A group of teenagers from the United States, another leader, and I are in rural Northern Tanzania to help construct a classroom at the Maji ya Chai primary school. We carry buckets of water, buckets of sand, buckets of mud, buckets of stones. We break the dense clay ground, shovel soil out of the way for the foundation, lay these stones for the foundation, mix and pour concrete for the foundation and the floors, and mortar brick walls.
All this work is done with a team of fundies (as they are known in Swahili)- skilled local construction workers. A few parents of the schoolchildren also assist us. And when classes are out of session, the youth form a crowd around us, giggling, making faces, some just staring. Occasionally they help as well, their little hands adeptly handling pickaxes and shovels.

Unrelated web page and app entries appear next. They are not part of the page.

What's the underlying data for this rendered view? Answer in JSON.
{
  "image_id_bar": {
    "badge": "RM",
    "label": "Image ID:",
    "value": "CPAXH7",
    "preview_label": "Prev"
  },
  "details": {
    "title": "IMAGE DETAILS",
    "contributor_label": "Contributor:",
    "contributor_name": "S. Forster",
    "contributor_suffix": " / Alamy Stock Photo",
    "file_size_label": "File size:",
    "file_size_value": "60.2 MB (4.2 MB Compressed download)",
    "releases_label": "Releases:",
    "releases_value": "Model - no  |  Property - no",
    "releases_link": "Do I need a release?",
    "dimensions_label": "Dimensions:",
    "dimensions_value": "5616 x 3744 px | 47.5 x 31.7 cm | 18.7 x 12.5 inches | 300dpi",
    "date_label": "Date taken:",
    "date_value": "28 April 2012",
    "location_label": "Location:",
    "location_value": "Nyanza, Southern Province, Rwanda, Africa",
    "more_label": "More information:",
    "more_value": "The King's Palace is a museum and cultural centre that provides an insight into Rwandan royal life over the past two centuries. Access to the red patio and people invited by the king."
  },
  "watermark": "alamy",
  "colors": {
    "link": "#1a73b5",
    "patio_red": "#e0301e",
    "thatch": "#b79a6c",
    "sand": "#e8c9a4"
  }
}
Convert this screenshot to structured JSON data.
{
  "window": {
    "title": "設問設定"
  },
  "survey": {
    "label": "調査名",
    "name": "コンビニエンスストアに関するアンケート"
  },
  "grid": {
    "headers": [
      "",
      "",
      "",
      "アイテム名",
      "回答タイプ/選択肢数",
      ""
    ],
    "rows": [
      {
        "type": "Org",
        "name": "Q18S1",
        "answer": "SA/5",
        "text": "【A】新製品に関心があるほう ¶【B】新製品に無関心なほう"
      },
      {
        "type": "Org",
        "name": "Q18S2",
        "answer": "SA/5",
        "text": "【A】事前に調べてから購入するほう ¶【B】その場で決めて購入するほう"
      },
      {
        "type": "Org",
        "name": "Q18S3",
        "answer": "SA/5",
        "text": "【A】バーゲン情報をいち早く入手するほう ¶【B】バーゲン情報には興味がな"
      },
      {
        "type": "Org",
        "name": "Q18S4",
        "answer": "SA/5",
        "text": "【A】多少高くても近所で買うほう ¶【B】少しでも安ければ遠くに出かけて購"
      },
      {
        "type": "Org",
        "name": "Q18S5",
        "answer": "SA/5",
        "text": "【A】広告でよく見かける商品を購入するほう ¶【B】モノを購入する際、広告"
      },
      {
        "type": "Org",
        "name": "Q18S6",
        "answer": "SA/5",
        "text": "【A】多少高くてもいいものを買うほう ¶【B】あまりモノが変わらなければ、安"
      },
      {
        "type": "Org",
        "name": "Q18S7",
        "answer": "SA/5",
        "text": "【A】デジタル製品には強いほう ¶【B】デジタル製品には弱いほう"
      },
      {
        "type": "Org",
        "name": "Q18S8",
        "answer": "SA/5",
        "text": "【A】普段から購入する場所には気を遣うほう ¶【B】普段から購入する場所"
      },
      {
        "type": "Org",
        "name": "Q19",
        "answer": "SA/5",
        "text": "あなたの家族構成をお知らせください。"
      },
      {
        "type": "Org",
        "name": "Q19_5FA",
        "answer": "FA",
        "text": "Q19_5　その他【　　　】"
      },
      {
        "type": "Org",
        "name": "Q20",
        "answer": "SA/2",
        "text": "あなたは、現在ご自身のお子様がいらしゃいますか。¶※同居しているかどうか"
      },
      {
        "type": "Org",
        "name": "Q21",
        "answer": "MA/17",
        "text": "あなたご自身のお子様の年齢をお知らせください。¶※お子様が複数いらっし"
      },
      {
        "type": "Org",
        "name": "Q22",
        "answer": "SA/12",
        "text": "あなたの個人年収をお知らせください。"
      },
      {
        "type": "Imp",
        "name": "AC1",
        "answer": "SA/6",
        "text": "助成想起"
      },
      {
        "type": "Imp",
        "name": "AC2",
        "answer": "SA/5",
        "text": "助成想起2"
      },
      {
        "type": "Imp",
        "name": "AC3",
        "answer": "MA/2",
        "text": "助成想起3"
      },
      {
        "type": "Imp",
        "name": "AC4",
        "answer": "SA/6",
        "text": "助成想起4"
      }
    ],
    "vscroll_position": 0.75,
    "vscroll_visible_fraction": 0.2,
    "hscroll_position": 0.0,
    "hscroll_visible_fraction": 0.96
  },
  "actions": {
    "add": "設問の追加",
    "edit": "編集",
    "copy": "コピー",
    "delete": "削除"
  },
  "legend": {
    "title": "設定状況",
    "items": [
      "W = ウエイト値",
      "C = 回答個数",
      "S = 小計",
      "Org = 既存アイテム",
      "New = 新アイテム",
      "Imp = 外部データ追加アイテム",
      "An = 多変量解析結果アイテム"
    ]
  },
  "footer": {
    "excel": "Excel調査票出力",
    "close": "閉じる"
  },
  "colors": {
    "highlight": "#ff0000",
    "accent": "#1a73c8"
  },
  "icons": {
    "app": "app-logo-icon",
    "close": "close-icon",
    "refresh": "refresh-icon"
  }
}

Walking the twenty minutes of dirt roads and farm paths from our rented cottage to the school, we are greeted with “hujambo” (hello) and “shikamoo” (hello elder) from the children who clasp our hands in theirs, and their parents wave and shout “habari” (how are you) and “asante sana” (thank you). Walking back and forth along these trails for two months, I become quite familiar with the faces I pass.
In this beautiful situation, I am undergoing an intense transformation.
This experience of service work is a pressure cooker for my ideas of who I am, who the people I am helping are, and what the relationship between the two should be. I am pushed physically, mentally and emotionally in this work. I struggle with the complexity of our impact on this community. I feel inspired by the relationships I form with the school community. This project is a grueling and exciting forum for exploring my sense of self.
As an urban planner and public health professional, I have devoted my career to understanding how we can design our cities, towns, suburbs and rural areas in a way that makes it easy for people to live healthy, fulfilling lives. My experiences with The Road Less Traveled laid the foundation for this work: I saw firsthand the rejuvenate power of real food, exercise, hydration, clean air and water, beautiful vistas, and silence. I also learned how to be successful in what I do: to be a caring leader and team-player, to communicate clearly and consistently, to celebrate successes and learn from failures, and to always be prepared for unforeseen crises. In the grand tradition of mountaineers, world travelers, river rats, and climbing bums, I have willingly given up the small comforts of the familiar, for the deep fulfillment that comes from connecting with unique places, with unique people, with my greatest self.